Misplaced flashlight leads to $4 million in damages to F-35 engine

 21. 01. 2024      Category: Air force

In a startling incident at Luke Air Force Base in Arizona, early 2023 witnessed an unusual yet costly mishap involving one of the most advanced fighter jets in the world - the F-35. A seemingly minor oversight, the misplacement of a handheld flashlight, led to nearly $4 million in damages to the aircraft's engine, as revealed by a recent Air Force accident investigation report.

Picture: Pratt Whitney F135 afterburning turbofan engine used on F35 Lightning | Shutterstock

The incident

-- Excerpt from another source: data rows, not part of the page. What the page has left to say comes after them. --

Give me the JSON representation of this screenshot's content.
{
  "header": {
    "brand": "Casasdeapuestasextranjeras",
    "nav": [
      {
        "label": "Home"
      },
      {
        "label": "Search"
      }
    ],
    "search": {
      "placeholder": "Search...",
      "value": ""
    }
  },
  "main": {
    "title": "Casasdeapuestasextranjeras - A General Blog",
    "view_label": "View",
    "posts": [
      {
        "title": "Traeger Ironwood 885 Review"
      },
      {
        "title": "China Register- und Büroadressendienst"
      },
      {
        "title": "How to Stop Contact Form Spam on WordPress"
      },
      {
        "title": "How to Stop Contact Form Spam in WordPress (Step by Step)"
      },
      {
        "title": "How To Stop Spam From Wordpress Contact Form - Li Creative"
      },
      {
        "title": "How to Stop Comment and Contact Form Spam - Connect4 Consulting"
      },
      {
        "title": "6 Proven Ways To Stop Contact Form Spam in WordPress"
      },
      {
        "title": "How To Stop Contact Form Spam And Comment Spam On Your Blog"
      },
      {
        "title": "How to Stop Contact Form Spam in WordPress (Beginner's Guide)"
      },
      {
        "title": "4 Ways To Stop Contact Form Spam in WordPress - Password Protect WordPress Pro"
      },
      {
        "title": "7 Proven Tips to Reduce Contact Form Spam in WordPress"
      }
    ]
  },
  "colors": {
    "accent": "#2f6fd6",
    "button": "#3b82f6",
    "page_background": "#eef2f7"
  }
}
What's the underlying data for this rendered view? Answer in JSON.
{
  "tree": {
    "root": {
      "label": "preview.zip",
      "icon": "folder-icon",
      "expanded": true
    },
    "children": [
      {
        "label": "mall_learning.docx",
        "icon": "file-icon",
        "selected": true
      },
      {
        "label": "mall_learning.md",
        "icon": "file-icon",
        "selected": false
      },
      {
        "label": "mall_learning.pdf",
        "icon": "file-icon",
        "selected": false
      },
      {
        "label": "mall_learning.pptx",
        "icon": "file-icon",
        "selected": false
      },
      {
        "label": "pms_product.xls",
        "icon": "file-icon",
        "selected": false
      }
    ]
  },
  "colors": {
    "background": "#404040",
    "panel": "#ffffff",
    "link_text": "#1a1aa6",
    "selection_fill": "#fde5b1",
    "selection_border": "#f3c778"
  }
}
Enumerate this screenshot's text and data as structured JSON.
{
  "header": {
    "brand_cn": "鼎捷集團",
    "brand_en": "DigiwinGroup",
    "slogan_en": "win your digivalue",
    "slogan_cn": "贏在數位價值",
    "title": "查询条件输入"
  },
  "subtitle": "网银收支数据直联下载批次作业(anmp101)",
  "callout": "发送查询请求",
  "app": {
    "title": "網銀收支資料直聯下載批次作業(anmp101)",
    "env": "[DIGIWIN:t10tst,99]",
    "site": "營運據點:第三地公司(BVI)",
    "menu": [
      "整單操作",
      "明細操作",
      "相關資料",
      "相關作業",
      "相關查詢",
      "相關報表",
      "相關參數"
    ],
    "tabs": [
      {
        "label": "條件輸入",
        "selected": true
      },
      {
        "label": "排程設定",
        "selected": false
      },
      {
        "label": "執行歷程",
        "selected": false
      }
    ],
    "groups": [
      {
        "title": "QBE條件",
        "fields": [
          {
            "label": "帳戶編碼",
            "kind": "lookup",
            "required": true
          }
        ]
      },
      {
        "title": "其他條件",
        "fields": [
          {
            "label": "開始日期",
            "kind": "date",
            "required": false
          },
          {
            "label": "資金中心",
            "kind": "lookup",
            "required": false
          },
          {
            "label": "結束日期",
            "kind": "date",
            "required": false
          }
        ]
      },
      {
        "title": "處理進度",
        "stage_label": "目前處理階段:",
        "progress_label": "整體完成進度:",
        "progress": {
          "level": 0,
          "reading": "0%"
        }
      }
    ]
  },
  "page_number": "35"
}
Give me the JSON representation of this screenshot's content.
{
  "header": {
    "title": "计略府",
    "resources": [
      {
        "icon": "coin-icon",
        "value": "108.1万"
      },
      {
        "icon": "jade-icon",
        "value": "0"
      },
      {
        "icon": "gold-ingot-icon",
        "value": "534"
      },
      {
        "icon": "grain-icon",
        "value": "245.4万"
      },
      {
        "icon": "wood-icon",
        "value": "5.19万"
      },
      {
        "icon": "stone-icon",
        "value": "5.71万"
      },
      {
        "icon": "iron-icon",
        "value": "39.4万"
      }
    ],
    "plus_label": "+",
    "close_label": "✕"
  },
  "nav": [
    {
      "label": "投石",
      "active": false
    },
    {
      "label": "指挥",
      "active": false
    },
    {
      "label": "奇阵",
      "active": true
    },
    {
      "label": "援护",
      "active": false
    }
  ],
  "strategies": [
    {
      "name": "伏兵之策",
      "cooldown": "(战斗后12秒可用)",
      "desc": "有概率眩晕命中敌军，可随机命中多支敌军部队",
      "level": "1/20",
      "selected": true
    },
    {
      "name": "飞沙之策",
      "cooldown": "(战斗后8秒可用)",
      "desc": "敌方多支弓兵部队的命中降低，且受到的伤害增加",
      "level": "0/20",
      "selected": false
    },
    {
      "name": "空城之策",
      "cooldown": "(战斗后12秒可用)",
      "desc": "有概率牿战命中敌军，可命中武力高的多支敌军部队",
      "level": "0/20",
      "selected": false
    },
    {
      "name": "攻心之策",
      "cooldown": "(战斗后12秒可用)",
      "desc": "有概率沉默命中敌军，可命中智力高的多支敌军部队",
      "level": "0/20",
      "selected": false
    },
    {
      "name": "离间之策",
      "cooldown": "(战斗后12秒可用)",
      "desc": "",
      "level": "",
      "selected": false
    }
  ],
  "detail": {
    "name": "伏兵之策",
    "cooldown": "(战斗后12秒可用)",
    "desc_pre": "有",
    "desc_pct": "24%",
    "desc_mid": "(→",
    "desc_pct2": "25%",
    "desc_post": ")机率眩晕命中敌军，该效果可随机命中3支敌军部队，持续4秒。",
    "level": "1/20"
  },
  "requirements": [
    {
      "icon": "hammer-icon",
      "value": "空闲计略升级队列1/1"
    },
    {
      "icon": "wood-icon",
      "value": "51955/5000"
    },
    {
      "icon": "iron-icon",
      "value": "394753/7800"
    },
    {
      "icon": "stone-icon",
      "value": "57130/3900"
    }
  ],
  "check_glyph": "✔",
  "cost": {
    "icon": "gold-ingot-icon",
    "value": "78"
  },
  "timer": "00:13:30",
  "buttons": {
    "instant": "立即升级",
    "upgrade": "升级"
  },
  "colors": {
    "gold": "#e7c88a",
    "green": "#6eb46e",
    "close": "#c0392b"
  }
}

On the night of March 15, during a maintenance procedure on an F-35 belonging to the 56th Fighter Wing, a routine check quickly turned problematic. The maintenance team, comprising three maintainers, initiated an engine ground run without any initial complications. This procedure included a five-minute idling process to monitor fuel leaks.

However, it was during the engine shutdown that one maintainer detected abnormal noises, a sign of the impending discovery of damage. Fortunately, no injuries were reported among the airmen involved.

The cause

The root cause of this incident, as identified in the investigation, was traced back to a handheld flashlight. This flashlight had been inadvertently sucked into the engine’s air intake during the ground run. The sequence of events leading to this mishap began when one of the maintainers completed a tool inventory check after installing a metering plug into an engine fuel line. Subsequently, another maintainer used the flashlight for a “Before Operations Servicing” inspection but failed to retrieve it.

Contributing factors

The investigation highlighted multiple factors contributing to this oversight. Primarily, it was a deviation from the standard cautionary measures outlined in the Joint Technical Data checklist. This negligence was a significant factor in leaving the flashlight behind.

Furthermore, the report noted a degree of "complacency" related to the F-35's Autonomic Logistics Information System (ALIS). Investigators pointed out the overwhelming number of checklists and the difficulty in accessing the correct ones, leading to a lax attitude towards adhering to required maintenance procedures.

Extent of damage

The forgotten flashlight wreaked havoc on the aircraft's engine. The mishap damaged various critical components, including the second, third, fifth, and sixth stage rotors, fuel nozzle, bypass duct, high-pressure compressor, high-pressure turbine, and fan inlet variable vane. The total estimated cost of the damages amounted to a staggering $3,933,106.


The incident concluded with a clear indication of human error. The inspecting maintainer failed to clear the inlet of foreign objects after completing the required inspections. This failure to adhere to checklist tasks resulted in the expensive oversight of leaving a flashlight inside the engine inlet, emphasizing the importance of rigorous adherence to maintenance protocols in aviation, particularly with advanced and sensitive aircraft like the F-35.

 Author: Michal Fencl